DAY 6 (Sunday September 8, 2013)
A challenging (and spicy) day today on Forbidden Corner. Ominous clouds hung around most of the day. I was assigned the last lead, which meant being a guest on the first three pitches, then leading Cory up the middle pitches and finally leading the examiner (Craig) up the last four pitches. I started my lead just before 3 pm. Almost immediately it started raining and thundering. I was told to gun it for the summit. I managed to lead the last three pitches in about 45 min. We all managed to get up safely, watching lightning touching down on the horizon around us. We ran down the backside of Yam and got back to the car safe and sound. However, I received a "substandard" mark for my Pitch 9 anchor (pitons were not properly equalized). A good lesson to learn and one I will certainly never forget!
DAY 7 (Monday September 9, 2013)
The goal today was to practice and receive coaching on short roping techniques.
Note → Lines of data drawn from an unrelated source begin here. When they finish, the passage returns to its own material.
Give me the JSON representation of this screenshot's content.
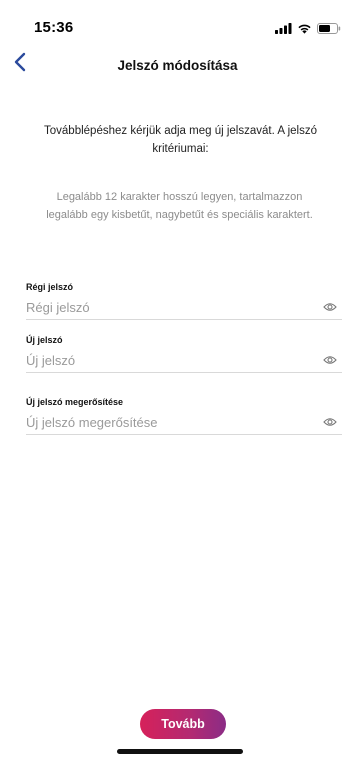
{
  "status_bar": {
    "time": "15:36",
    "icons": [
      "cellular-signal-icon",
      "wifi-icon",
      "battery-icon"
    ]
  },
  "nav": {
    "back_icon": "chevron-left-icon",
    "title": "Jelszó módosítása"
  },
  "intro": {
    "text": "Továbblépéshez kérjük adja meg új jelszavát. A jelszó kritériumai:"
  },
  "criteria": {
    "text": "Legalább 12 karakter hosszú legyen, tartalmazzon legalább egy kisbetűt, nagybetűt és speciális karaktert."
  },
  "form": {
    "old_password": {
      "label": "Régi jelszó",
      "placeholder": "Régi jelszó",
      "value": ""
    },
    "new_password": {
      "label": "Új jelszó",
      "placeholder": "Új jelszó",
      "value": ""
    },
    "confirm_password": {
      "label": "Új jelszó megerősítése",
      "placeholder": "Új jelszó megerősítése",
      "value": ""
    },
    "toggle_icon": "eye-icon"
  },
  "actions": {
    "next_label": "Tovább"
  },
  "colors": {
    "accent": "#2b4a9c",
    "button_gradient_start": "#d6215a",
    "button_gradient_end": "#8b2c86",
    "muted_text": "#8c8c8c",
    "divider": "#d9d9d9"
  }
}
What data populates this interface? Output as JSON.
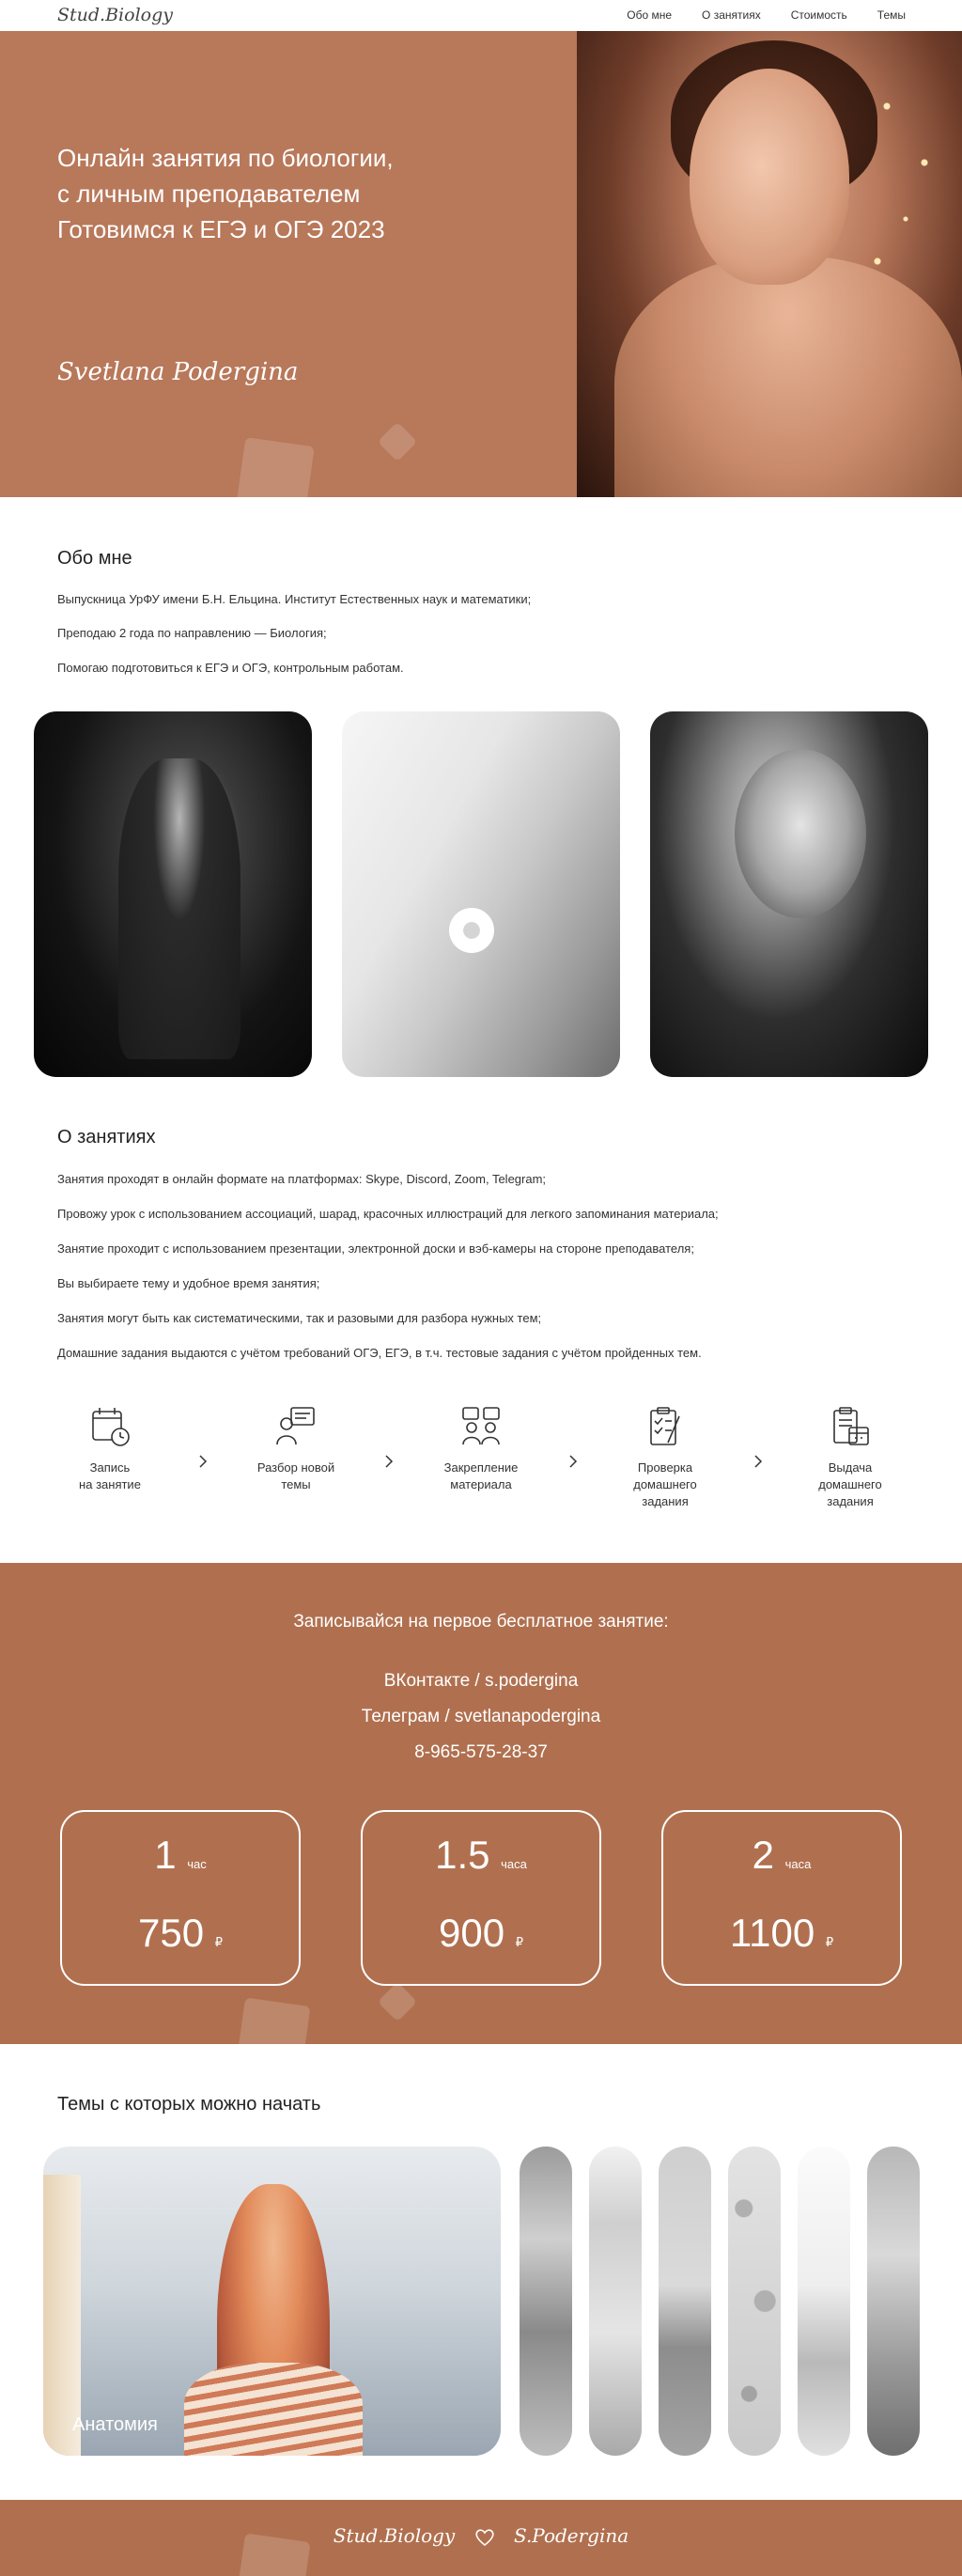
{
  "header": {
    "logo": "Stud.Biology",
    "menu": [
      "Обо мне",
      "О занятиях",
      "Стоимость",
      "Темы"
    ]
  },
  "hero": {
    "title_lines": [
      "Онлайн занятия по биологии,",
      "с личным преподавателем",
      "Готовимся к ЕГЭ и ОГЭ 2023"
    ],
    "signature": "Svetlana Podergina"
  },
  "about": {
    "title": "Обо мне",
    "lines": [
      "Выпускница УрФУ имени Б.Н. Ельцина. Институт Естественных наук и математики;",
      "Преподаю 2 года по направлению — Биология;",
      "Помогаю подготовиться к ЕГЭ и ОГЭ, контрольным работам."
    ]
  },
  "lessons": {
    "title": "О занятиях",
    "lines": [
      "Занятия проходят в онлайн формате на платформах: Skype, Discord, Zoom, Telegram;",
      "Провожу урок с использованием ассоциаций, шарад, красочных иллюстраций для легкого запоминания материала;",
      "Занятие проходит с использованием презентации, электронной доски и вэб-камеры на стороне преподавателя;",
      "Вы выбираете тему и удобное время занятия;",
      "Занятия могут быть как систематическими, так и разовыми для разбора нужных тем;",
      "Домашние задания выдаются с учётом требований ОГЭ, ЕГЭ, в т.ч. тестовые задания с учётом пройденных тем."
    ],
    "steps": [
      {
        "icon": "calendar-clock-icon",
        "lines": [
          "Запись",
          "на занятие"
        ]
      },
      {
        "icon": "teacher-board-icon",
        "lines": [
          "Разбор новой",
          "темы"
        ]
      },
      {
        "icon": "discussion-icon",
        "lines": [
          "Закрепление",
          "материала"
        ]
      },
      {
        "icon": "checklist-icon",
        "lines": [
          "Проверка",
          "домашнего",
          "задания"
        ]
      },
      {
        "icon": "homework-icon",
        "lines": [
          "Выдача",
          "домашнего",
          "задания"
        ]
      }
    ]
  },
  "contact": {
    "title": "Записывайся на первое бесплатное занятие:",
    "vk": "ВКонтакте / s.podergina",
    "telegram": "Телеграм / svetlanapodergina",
    "phone": "8-965-575-28-37"
  },
  "prices": [
    {
      "duration": "1",
      "unit": "час",
      "amount": "750",
      "currency": "₽"
    },
    {
      "duration": "1.5",
      "unit": "часа",
      "amount": "900",
      "currency": "₽"
    },
    {
      "duration": "2",
      "unit": "часа",
      "amount": "1100",
      "currency": "₽"
    }
  ],
  "topics": {
    "title": "Темы с которых можно начать",
    "active_label": "Анатомия"
  },
  "footer": {
    "left": "Stud.Biology",
    "right": "S.Podergina"
  },
  "colors": {
    "hero": "#b8785a",
    "accent": "#b0704f"
  }
}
Our group was assigned the NE Ridge of Ha Ling 5.6 and practiced short roping on the approach scramble section. I was assigned second lead, which meant being assistant guide (ie. guiding another candidate) for the first third, guiding the examiner (Craig) in the middle section and being a "guest" for the last third. After Forbidden Corner yesterday, today felt like a pretty relaxed day: easy climbing, blue skies, and no rush or fear of thunder or lightning overhead... We were back at the car at 4 pm and the examiner instructed us to be at the Yam office tomorrow morning at 10:30 am. The three of us looked at each other: a 10:30 am start means no climbing on the last day! Yahoo! We immediately took a table at The Wood and spent the next 5 hours swapping stories with the other candidates. The relief was palpable. As was apparent in the tab when we left :-)
DAY 8 (Tuesday September 10, 2013)
We met the examiners at the Yam office in the morning for a quick exam wrap up, including a discussion of scope of practice and supervision requirements. Then, one by one, we had the opportunity to meet the team of examiners for a final personal debrief. During the debrief they highlight your strengths and areas for improvement but they do not discuss grades (final marks will be sent in two week's time). So at this point, we don't really know what the results are. As a group we all feel that we all did well, but time will tell. I had invited the participants and examiners for a BBQ and a group of us visited together for a while in the evening. It was nice way to wrap up the summer and to cap off, what was for many candidates, myself included, a long process. Everyone is now stoked to climb... for fun!
|The Travelling Llama joined me on Day 3 of my exam.|
It appears his presence startled Sarah.
|Have no fear, the Travelling Llama is quick to make new friends!|